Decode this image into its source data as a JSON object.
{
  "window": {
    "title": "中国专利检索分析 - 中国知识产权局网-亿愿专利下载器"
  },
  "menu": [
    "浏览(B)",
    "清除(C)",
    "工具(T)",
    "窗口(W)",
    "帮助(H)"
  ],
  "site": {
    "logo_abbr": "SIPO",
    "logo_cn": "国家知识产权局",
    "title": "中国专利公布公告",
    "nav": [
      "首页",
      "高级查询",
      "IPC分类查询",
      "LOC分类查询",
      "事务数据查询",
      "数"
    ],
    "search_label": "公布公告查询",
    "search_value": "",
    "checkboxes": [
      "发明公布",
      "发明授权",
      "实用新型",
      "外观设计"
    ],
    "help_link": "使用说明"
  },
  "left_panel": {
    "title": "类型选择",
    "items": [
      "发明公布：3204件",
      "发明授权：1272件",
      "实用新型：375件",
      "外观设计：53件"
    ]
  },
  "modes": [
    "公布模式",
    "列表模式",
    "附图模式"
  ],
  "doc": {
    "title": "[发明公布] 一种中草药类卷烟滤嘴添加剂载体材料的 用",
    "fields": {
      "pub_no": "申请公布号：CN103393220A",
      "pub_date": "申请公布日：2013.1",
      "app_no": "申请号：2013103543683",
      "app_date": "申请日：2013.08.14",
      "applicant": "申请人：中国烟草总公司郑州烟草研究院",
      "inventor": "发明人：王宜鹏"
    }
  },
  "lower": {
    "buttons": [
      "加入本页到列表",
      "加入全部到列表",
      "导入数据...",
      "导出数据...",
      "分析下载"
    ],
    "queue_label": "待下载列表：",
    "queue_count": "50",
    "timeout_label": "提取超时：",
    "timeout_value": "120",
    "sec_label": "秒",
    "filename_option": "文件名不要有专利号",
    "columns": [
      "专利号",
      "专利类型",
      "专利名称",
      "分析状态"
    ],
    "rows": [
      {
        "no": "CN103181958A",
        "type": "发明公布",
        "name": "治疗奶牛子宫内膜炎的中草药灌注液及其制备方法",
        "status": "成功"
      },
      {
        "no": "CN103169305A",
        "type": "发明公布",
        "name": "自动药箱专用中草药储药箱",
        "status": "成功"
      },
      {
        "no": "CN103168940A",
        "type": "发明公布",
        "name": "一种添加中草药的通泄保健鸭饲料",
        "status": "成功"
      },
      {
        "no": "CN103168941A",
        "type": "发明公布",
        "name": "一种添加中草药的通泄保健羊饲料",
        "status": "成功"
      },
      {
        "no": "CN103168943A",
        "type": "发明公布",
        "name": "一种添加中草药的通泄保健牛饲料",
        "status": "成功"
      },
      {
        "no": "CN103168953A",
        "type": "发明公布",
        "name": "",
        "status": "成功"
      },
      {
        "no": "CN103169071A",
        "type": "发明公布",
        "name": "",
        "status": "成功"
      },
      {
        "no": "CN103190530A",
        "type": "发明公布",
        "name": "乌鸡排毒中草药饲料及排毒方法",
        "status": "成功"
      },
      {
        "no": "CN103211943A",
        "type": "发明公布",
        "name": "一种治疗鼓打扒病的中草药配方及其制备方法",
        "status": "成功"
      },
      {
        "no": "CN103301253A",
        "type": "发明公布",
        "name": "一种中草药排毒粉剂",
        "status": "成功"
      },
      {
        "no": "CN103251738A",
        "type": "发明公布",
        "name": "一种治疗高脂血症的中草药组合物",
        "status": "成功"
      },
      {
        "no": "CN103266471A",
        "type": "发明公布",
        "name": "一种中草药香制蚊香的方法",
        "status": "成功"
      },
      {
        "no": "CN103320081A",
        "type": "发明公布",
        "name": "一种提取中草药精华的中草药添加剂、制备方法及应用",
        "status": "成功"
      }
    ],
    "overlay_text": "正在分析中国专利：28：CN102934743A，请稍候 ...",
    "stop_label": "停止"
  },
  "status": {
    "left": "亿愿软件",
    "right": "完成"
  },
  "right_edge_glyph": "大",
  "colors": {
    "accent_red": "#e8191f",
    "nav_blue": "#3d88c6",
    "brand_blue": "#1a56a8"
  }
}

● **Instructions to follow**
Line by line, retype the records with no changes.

● **Task answer**
Decode this image into its source data as a JSON object.
{
  "window": {
    "title": "中国专利检索分析 - 中国知识产权局网-亿愿专利下载器"
  },
  "menu": [
    "浏览(B)",
    "清除(C)",
    "工具(T)",
    "窗口(W)",
    "帮助(H)"
  ],
  "site": {
    "logo_abbr": "SIPO",
    "logo_cn": "国家知识产权局",
    "title": "中国专利公布公告",
    "nav": [
      "首页",
      "高级查询",
      "IPC分类查询",
      "LOC分类查询",
      "事务数据查询",
      "数"
    ],
    "search_label": "公布公告查询",
    "search_value": "",
    "checkboxes": [
      "发明公布",
      "发明授权",
      "实用新型",
      "外观设计"
    ],
    "help_link": "使用说明"
  },
  "left_panel": {
    "title": "类型选择",
    "items": [
      "发明公布：3204件",
      "发明授权：1272件",
      "实用新型：375件",
      "外观设计：53件"
    ]
  },
  "modes": [
    "公布模式",
    "列表模式",
    "附图模式"
  ],
  "doc": {
    "title": "[发明公布] 一种中草药类卷烟滤嘴添加剂载体材料的 用",
    "fields": {
      "pub_no": "申请公布号：CN103393220A",
      "pub_date": "申请公布日：2013.1",
      "app_no": "申请号：2013103543683",
      "app_date": "申请日：2013.08.14",
      "applicant": "申请人：中国烟草总公司郑州烟草研究院",
      "inventor": "发明人：王宜鹏"
    }
  },
  "lower": {
    "buttons": [
      "加入本页到列表",
      "加入全部到列表",
      "导入数据...",
      "导出数据...",
      "分析下载"
    ],
    "queue_label": "待下载列表：",
    "queue_count": "50",
    "timeout_label": "提取超时：",
    "timeout_value": "120",
    "sec_label": "秒",
    "filename_option": "文件名不要有专利号",
    "columns": [
      "专利号",
      "专利类型",
      "专利名称",
      "分析状态"
    ],
    "rows": [
      {
        "no": "CN103181958A",
        "type": "发明公布",
        "name": "治疗奶牛子宫内膜炎的中草药灌注液及其制备方法",
        "status": "成功"
      },
      {
        "no": "CN103169305A",
        "type": "发明公布",
        "name": "自动药箱专用中草药储药箱",
        "status": "成功"
      },
      {
        "no": "CN103168940A",
        "type": "发明公布",
        "name": "一种添加中草药的通泄保健鸭饲料",
        "status": "成功"
      },
      {
        "no": "CN103168941A",
        "type": "发明公布",
        "name": "一种添加中草药的通泄保健羊饲料",
        "status": "成功"
      },
      {
        "no": "CN103168943A",
        "type": "发明公布",
        "name": "一种添加中草药的通泄保健牛饲料",
        "status": "成功"
      },
      {
        "no": "CN103168953A",
        "type": "发明公布",
        "name": "",
        "status": "成功"
      },
      {
        "no": "CN103169071A",
        "type": "发明公布",
        "name": "",
        "status": "成功"
      },
      {
        "no": "CN103190530A",
        "type": "发明公布",
        "name": "乌鸡排毒中草药饲料及排毒方法",
        "status": "成功"
      },
      {
        "no": "CN103211943A",
        "type": "发明公布",
        "name": "一种治疗鼓打扒病的中草药配方及其制备方法",
        "status": "成功"
      },
      {
        "no": "CN103301253A",
        "type": "发明公布",
        "name": "一种中草药排毒粉剂",
        "status": "成功"
      },
      {
        "no": "CN103251738A",
        "type": "发明公布",
        "name": "一种治疗高脂血症的中草药组合物",
        "status": "成功"
      },
      {
        "no": "CN103266471A",
        "type": "发明公布",
        "name": "一种中草药香制蚊香的方法",
        "status": "成功"
      },
      {
        "no": "CN103320081A",
        "type": "发明公布",
        "name": "一种提取中草药精华的中草药添加剂、制备方法及应用",
        "status": "成功"
      }
    ],
    "overlay_text": "正在分析中国专利：28：CN102934743A，请稍候 ...",
    "stop_label": "停止"
  },
  "status": {
    "left": "亿愿软件",
    "right": "完成"
  },
  "right_edge_glyph": "大",
  "colors": {
    "accent_red": "#e8191f",
    "nav_blue": "#3d88c6",
    "brand_blue": "#1a56a8"
  }
}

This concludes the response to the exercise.